This morning as i was going to work on mass transit i looked over the shoulder of the person in front of me to see an article about Google-i just read the headline- the rest of the print was too small-the bold headline was valuable.
The article was about a ruling in Belgian courts around Copiepresse and Google displaying their headlines and snippets from their web publication. Last week i posted about screen scraping and legal ramifications and this ruling is back to that subject.
From Webpronews some details;
Order the defendant to withdraw the articles, photographs and graphic representations of Belgian publishers of the French - and German-speaking daily press, represented by the plaintiff, from all their sites (Google News and "cache" Google or any other name within 10 days of the notification of the intervening order, under penalty of a daily fine of 1,000,000.- Ã€ (1.27 million USD) per day of delay;
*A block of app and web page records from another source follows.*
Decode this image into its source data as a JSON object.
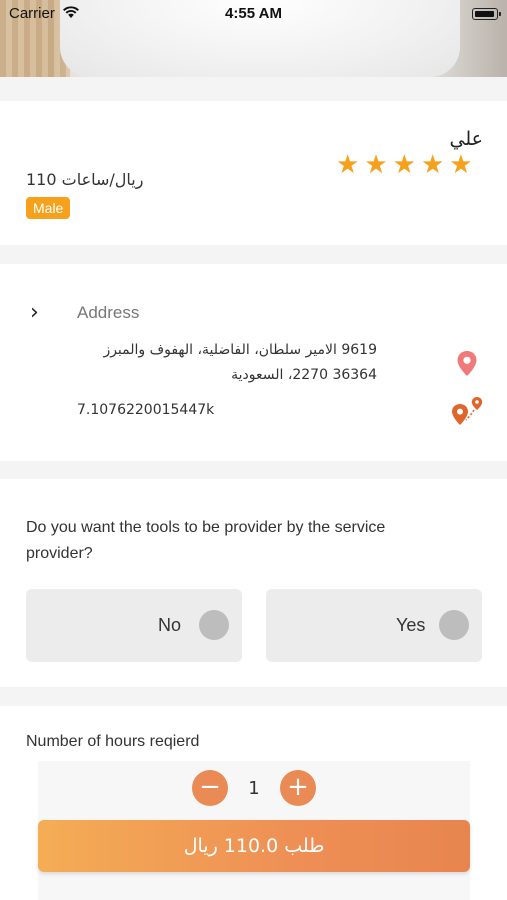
{
  "status_bar": {
    "carrier": "Carrier",
    "time": "4:55 AM"
  },
  "provider": {
    "name": "علي",
    "rating": 5,
    "stars": [
      "★",
      "★",
      "★",
      "★",
      "★"
    ],
    "price": "110 ريال/ساعات",
    "gender_badge": "Male"
  },
  "address": {
    "title": "Address",
    "line1": "9619 الامير سلطان، الفاضلية، الهفوف والمبرز",
    "line2": "36364 2270، السعودية",
    "distance": "7.1076220015447k"
  },
  "tools": {
    "question": "Do you want the tools to be provider by the service provider?",
    "option_no": "No",
    "option_yes": "Yes"
  },
  "hours": {
    "label": "Number of hours reqierd",
    "minus": "−",
    "plus": "+",
    "value": "1"
  },
  "order_button": "طلب 110.0 ريال",
  "colors": {
    "accent": "#f5a11c",
    "button_start": "#f4ad55",
    "button_end": "#e8854f",
    "stepper": "#ea8a55",
    "pin": "#f07a7a",
    "route_pin": "#e0652a"
  },
  "icons": {
    "chevron": "chevron-right-icon",
    "location": "location-pin-icon",
    "route": "route-pin-icon"
  }
}
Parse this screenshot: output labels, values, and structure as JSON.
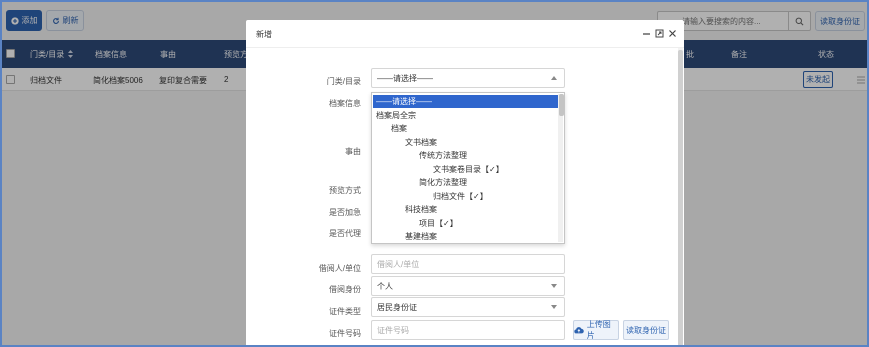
{
  "toolbar": {
    "add_label": "添加",
    "refresh_label": "刷新",
    "search_placeholder": "请输入要搜索的内容...",
    "read_id_label": "读取身份证"
  },
  "table": {
    "columns": [
      "门类/目录",
      "档案信息",
      "事由",
      "预览方",
      "批",
      "备注",
      "状态"
    ],
    "rows": [
      {
        "category": "归档文件",
        "info": "简化档案5006",
        "reason": "复印复合需要",
        "preview": "2",
        "status": "未发起"
      }
    ]
  },
  "modal": {
    "title": "新增",
    "fields": {
      "category_label": "门类/目录",
      "category_value": "——请选择——",
      "archive_label": "档案信息",
      "reason_label": "事由",
      "preview_label": "预览方式",
      "urgent_label": "是否加急",
      "proxy_label": "是否代理",
      "borrower_label": "借阅人/单位",
      "borrower_placeholder": "借阅人/单位",
      "identity_label": "借阅身份",
      "identity_value": "个人",
      "cert_type_label": "证件类型",
      "cert_type_value": "居民身份证",
      "cert_no_label": "证件号码",
      "cert_no_placeholder": "证件号码"
    },
    "dropdown_options": [
      {
        "label": "——请选择——",
        "level": 0,
        "selected": true
      },
      {
        "label": "档案局全宗",
        "level": 0
      },
      {
        "label": "档案",
        "level": 1
      },
      {
        "label": "文书档案",
        "level": 2
      },
      {
        "label": "传统方法整理",
        "level": 3
      },
      {
        "label": "文书案卷目录【✓】",
        "level": 4
      },
      {
        "label": "简化方法整理",
        "level": 3
      },
      {
        "label": "归档文件【✓】",
        "level": 4
      },
      {
        "label": "科技档案",
        "level": 2
      },
      {
        "label": "项目【✓】",
        "level": 3
      },
      {
        "label": "基建档案",
        "level": 2
      }
    ],
    "upload_label": "上传图片",
    "read_id_label": "读取身份证"
  },
  "colors": {
    "accent": "#2e63b0",
    "header_bg": "#2e4a79",
    "selected_option": "#2f66cd",
    "frame_border": "#5a83c4"
  }
}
Also order the defendant to publish, in a visible and clear manner and without any commentary from her part the entire intervening judgment on the home pages of 'google.be' and of 'news.google.be' for a continuous period of 5 days within 10 days of the notification of the intervening order, under penalty of a daily fine of 500,000,- Ã€ ($635,000 USD) per day of delay.
This ruling comes after Google announceded its recent AP deal and the News Archive search service. With both of those moves, Google is once again pointing to the value of pay for premium content. We all however know that there is also value in headlines-if they are returned to the user in context. I have made that argument to clients for years when they start looking at usage- a user can browse hundreds of headlines quickly giving them a lot of good information without clicking through too many-if any articles. Remember i didn't start this post by telling you that i ripped the paper out of the readers hand- the headline was enough to prompt my further research (yes i used factiva.com to find out more once i got online in case you are wondering)
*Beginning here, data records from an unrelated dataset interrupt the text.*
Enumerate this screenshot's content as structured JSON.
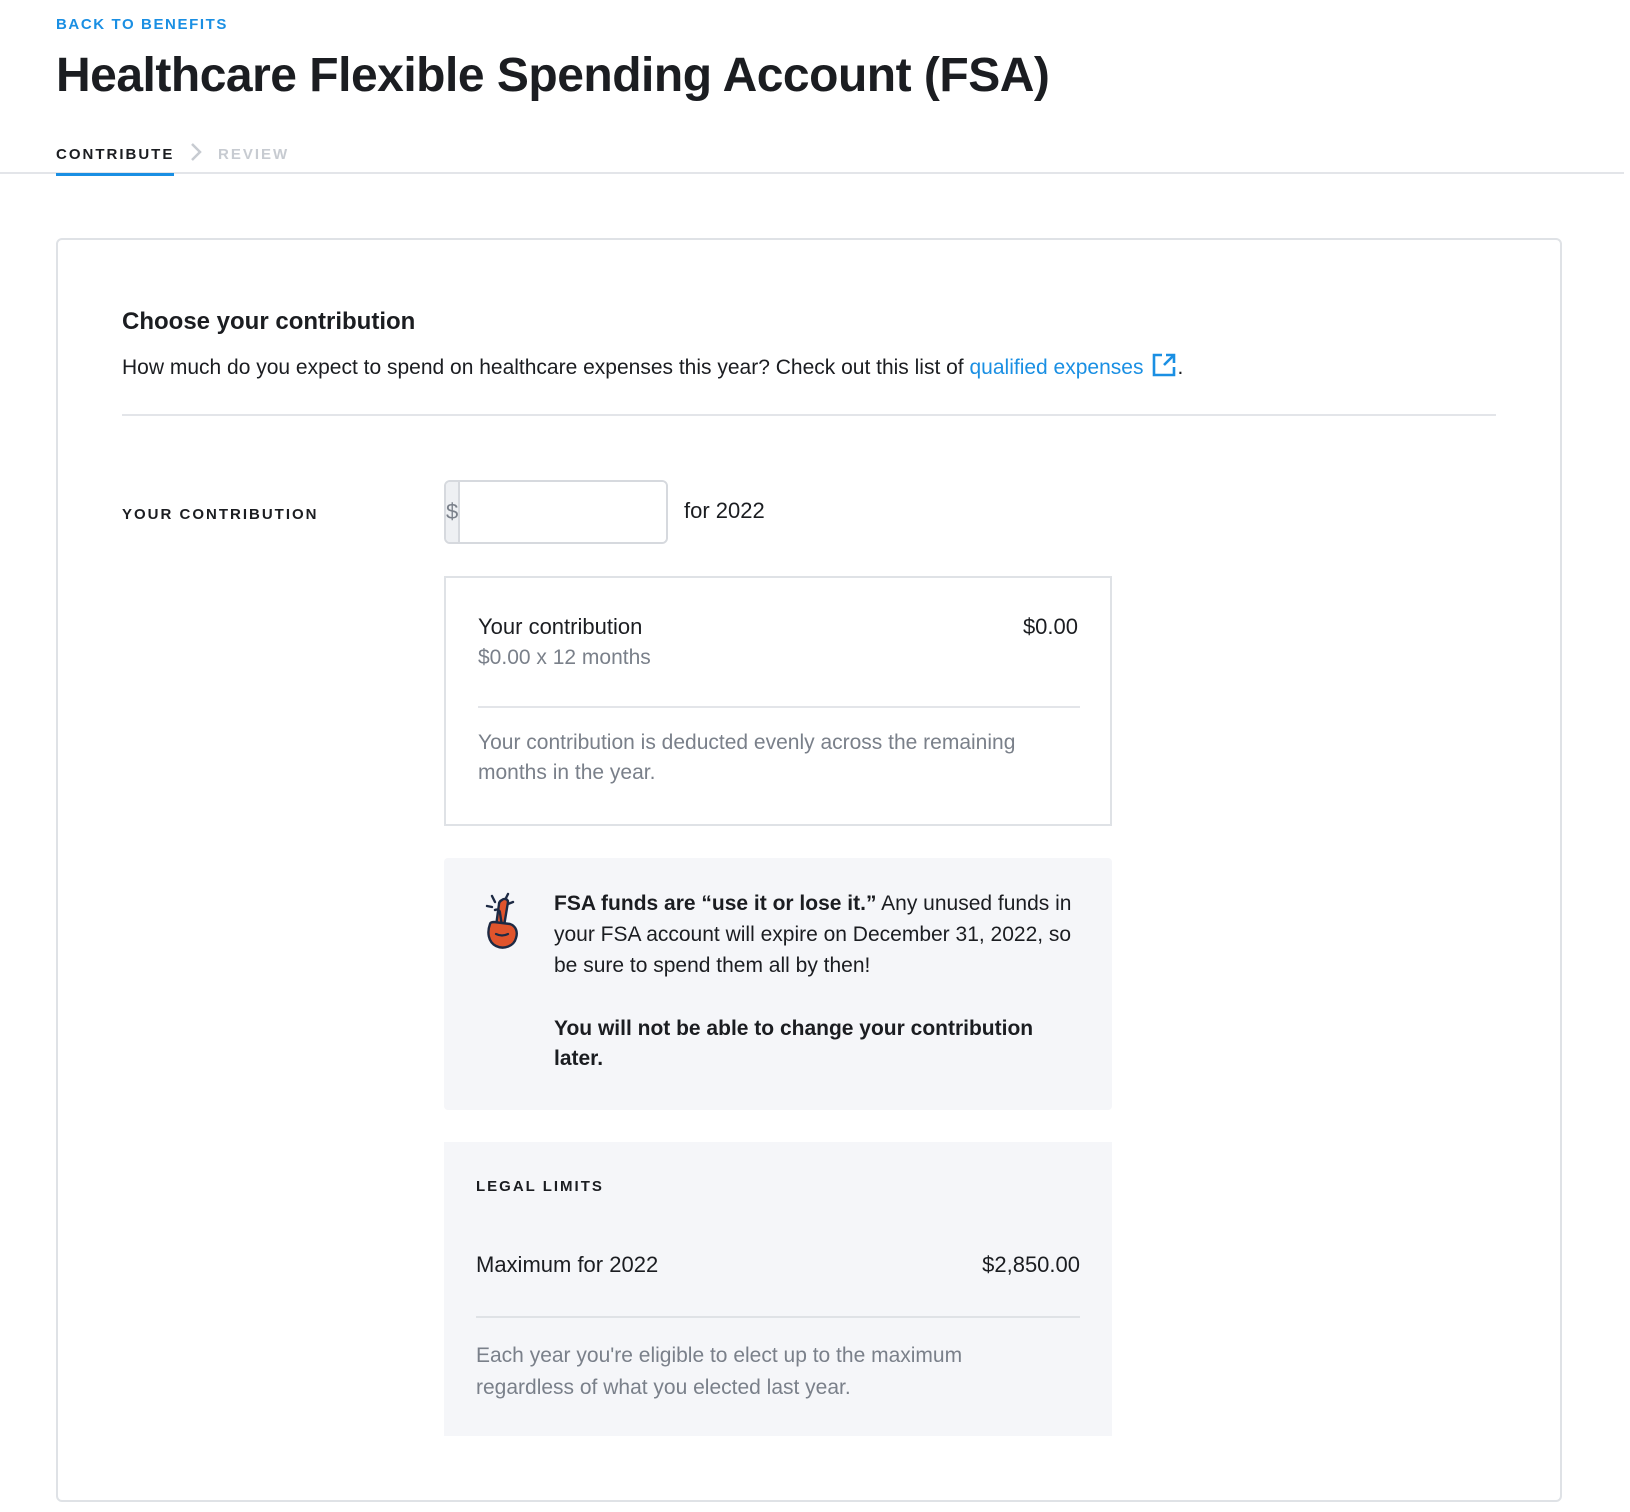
{
  "header": {
    "back_link": "BACK TO BENEFITS",
    "title": "Healthcare Flexible Spending Account (FSA)"
  },
  "steps": {
    "current": "CONTRIBUTE",
    "next": "REVIEW"
  },
  "section": {
    "title": "Choose your contribution",
    "description": "How much do you expect to spend on healthcare expenses this year? Check out this list of",
    "link_text": "qualified expenses",
    "link_suffix": "."
  },
  "contribution": {
    "label": "YOUR CONTRIBUTION",
    "currency_symbol": "$",
    "amount": "0.00",
    "year_suffix": "for 2022"
  },
  "summary": {
    "label": "Your contribution",
    "value": "$0.00",
    "breakdown": "$0.00 x 12 months",
    "note": "Your contribution is deducted evenly across the remaining months in the year."
  },
  "alert": {
    "icon": "fingers-crossed-icon",
    "bold_lead": "FSA funds are “use it or lose it.”",
    "body": "Any unused funds in your FSA account will expire on December 31, 2022, so be sure to spend them all by then!",
    "warning": "You will not be able to change your contribution later."
  },
  "legal_limits": {
    "title": "LEGAL LIMITS",
    "label": "Maximum for 2022",
    "value": "$2,850.00",
    "note": "Each year you're eligible to elect up to the maximum regardless of what you elected last year."
  },
  "colors": {
    "accent": "#1a8fe3",
    "text": "#1b1d21",
    "muted": "#7a808a",
    "panel": "#f5f6f9",
    "icon_orange": "#e0542c",
    "icon_navy": "#1d2a44"
  }
}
What i focus on in solving information delivery issues is seamless access to content on demand when and how the user needs it. Seeing an article headline that you need to quickly make a business decision and getting prompted for a username or a credit card is frustrating. Productivity and compliance issues drive many enterprises to work with premium content aggregators whose primarly pbusiness is in gathering validated trusted content, normalizing, categorizing and then delivering that content however a client wants it.
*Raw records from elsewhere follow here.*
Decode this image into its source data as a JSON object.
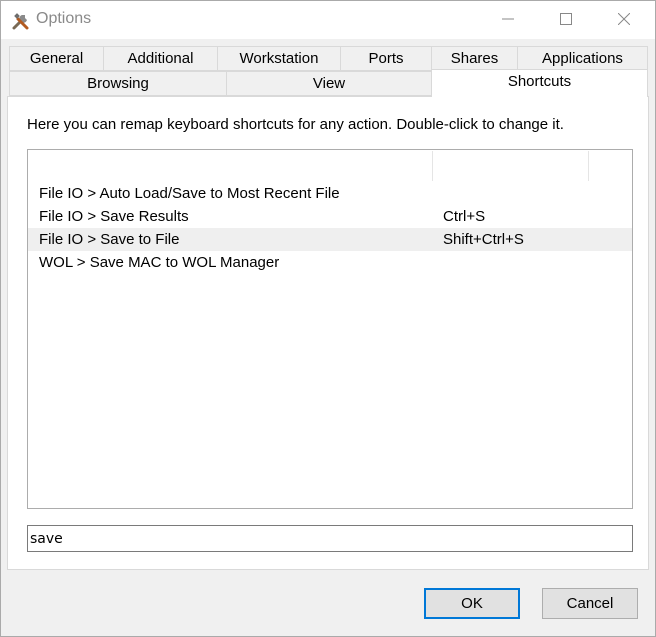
{
  "window": {
    "title": "Options",
    "icon": "tools-icon",
    "controls": [
      "minimize-icon",
      "maximize-icon",
      "close-icon"
    ]
  },
  "tabs": {
    "row1": [
      {
        "label": "General"
      },
      {
        "label": "Additional"
      },
      {
        "label": "Workstation"
      },
      {
        "label": "Ports"
      },
      {
        "label": "Shares"
      },
      {
        "label": "Applications"
      }
    ],
    "row2": [
      {
        "label": "Browsing"
      },
      {
        "label": "View"
      },
      {
        "label": "Shortcuts",
        "active": true
      }
    ]
  },
  "shortcuts": {
    "intro": "Here you can remap keyboard shortcuts for any action. Double-click to change it.",
    "rows": [
      {
        "action": "File IO > Auto Load/Save to Most Recent File",
        "shortcut": ""
      },
      {
        "action": "File IO > Save Results",
        "shortcut": "Ctrl+S"
      },
      {
        "action": "File IO > Save to File",
        "shortcut": "Shift+Ctrl+S",
        "selected": true
      },
      {
        "action": "WOL > Save MAC to WOL Manager",
        "shortcut": ""
      }
    ],
    "filter_value": "save"
  },
  "buttons": {
    "ok": "OK",
    "cancel": "Cancel"
  },
  "colors": {
    "focus_accent": "#0078d7",
    "selected_row": "#efefef"
  }
}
As enterprise workers continue to feel more comfortable using search as their primary tool and the influence of the Google model of simplicity- i see how tools like Google search with Enterprise controls (allowing companies to point to specific premium content) are going to be a core to news content delivery in the enterprise. I already see some clients doing it (and they have been doing it for years with some other enterprise search engines as well)- but honestly i am not convinced that the search interface is going to be the only place for delivery of highly relevant news. So as services like Google start opening up access to APIs that get to that content is when the conversation starts getting both interesting and exciting. But first we need to figure out the model of publishing premium content in today's web world.
every once in a while i like to remind my readers that....The posts on this blog are provided 'as is' with no warranties and confer no rights. The opinions expressed on this site are my own and do not necessarily represent those of my past,future or present employer.